§ Work request: The entries shown below should be output exactly as they appear.

Excerpts from an interface dataset
☆ ☆ ☆ ☆ ☆ ☆ ☆

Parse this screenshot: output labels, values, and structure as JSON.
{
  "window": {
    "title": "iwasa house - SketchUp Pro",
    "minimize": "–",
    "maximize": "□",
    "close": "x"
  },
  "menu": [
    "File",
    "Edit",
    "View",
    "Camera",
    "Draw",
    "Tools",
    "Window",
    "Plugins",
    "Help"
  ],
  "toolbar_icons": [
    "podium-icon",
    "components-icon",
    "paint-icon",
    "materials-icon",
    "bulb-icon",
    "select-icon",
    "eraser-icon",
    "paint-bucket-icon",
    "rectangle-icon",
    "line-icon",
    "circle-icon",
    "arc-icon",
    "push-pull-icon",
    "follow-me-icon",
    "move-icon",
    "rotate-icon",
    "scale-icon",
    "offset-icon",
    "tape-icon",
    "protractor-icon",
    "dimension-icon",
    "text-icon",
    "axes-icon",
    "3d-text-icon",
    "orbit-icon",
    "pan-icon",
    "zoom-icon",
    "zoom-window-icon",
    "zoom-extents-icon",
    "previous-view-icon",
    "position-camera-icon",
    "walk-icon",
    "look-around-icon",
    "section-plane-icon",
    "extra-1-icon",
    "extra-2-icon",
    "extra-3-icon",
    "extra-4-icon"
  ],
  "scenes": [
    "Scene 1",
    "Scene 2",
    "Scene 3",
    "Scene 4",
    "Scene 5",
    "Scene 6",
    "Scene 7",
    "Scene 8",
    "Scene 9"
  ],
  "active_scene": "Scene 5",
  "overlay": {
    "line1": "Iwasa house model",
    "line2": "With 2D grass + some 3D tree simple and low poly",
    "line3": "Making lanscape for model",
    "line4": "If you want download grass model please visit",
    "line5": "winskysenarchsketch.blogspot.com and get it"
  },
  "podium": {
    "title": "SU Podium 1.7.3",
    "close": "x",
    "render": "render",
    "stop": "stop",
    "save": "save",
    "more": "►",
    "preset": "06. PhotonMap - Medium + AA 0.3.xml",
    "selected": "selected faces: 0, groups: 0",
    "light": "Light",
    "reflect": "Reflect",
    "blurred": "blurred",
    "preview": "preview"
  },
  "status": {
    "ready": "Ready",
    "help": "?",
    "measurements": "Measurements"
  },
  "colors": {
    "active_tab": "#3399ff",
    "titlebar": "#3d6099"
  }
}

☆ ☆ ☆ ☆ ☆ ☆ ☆

§ Exercise answer:
Parse this screenshot: output labels, values, and structure as JSON.
{
  "window": {
    "title": "iwasa house - SketchUp Pro",
    "minimize": "–",
    "maximize": "□",
    "close": "x"
  },
  "menu": [
    "File",
    "Edit",
    "View",
    "Camera",
    "Draw",
    "Tools",
    "Window",
    "Plugins",
    "Help"
  ],
  "toolbar_icons": [
    "podium-icon",
    "components-icon",
    "paint-icon",
    "materials-icon",
    "bulb-icon",
    "select-icon",
    "eraser-icon",
    "paint-bucket-icon",
    "rectangle-icon",
    "line-icon",
    "circle-icon",
    "arc-icon",
    "push-pull-icon",
    "follow-me-icon",
    "move-icon",
    "rotate-icon",
    "scale-icon",
    "offset-icon",
    "tape-icon",
    "protractor-icon",
    "dimension-icon",
    "text-icon",
    "axes-icon",
    "3d-text-icon",
    "orbit-icon",
    "pan-icon",
    "zoom-icon",
    "zoom-window-icon",
    "zoom-extents-icon",
    "previous-view-icon",
    "position-camera-icon",
    "walk-icon",
    "look-around-icon",
    "section-plane-icon",
    "extra-1-icon",
    "extra-2-icon",
    "extra-3-icon",
    "extra-4-icon"
  ],
  "scenes": [
    "Scene 1",
    "Scene 2",
    "Scene 3",
    "Scene 4",
    "Scene 5",
    "Scene 6",
    "Scene 7",
    "Scene 8",
    "Scene 9"
  ],
  "active_scene": "Scene 5",
  "overlay": {
    "line1": "Iwasa house model",
    "line2": "With 2D grass + some 3D tree simple and low poly",
    "line3": "Making lanscape for model",
    "line4": "If you want download grass model please visit",
    "line5": "winskysenarchsketch.blogspot.com and get it"
  },
  "podium": {
    "title": "SU Podium 1.7.3",
    "close": "x",
    "render": "render",
    "stop": "stop",
    "save": "save",
    "more": "►",
    "preset": "06. PhotonMap - Medium + AA 0.3.xml",
    "selected": "selected faces: 0, groups: 0",
    "light": "Light",
    "reflect": "Reflect",
    "blurred": "blurred",
    "preview": "preview"
  },
  "status": {
    "ready": "Ready",
    "help": "?",
    "measurements": "Measurements"
  },
  "colors": {
    "active_tab": "#3399ff",
    "titlebar": "#3d6099"
  }
}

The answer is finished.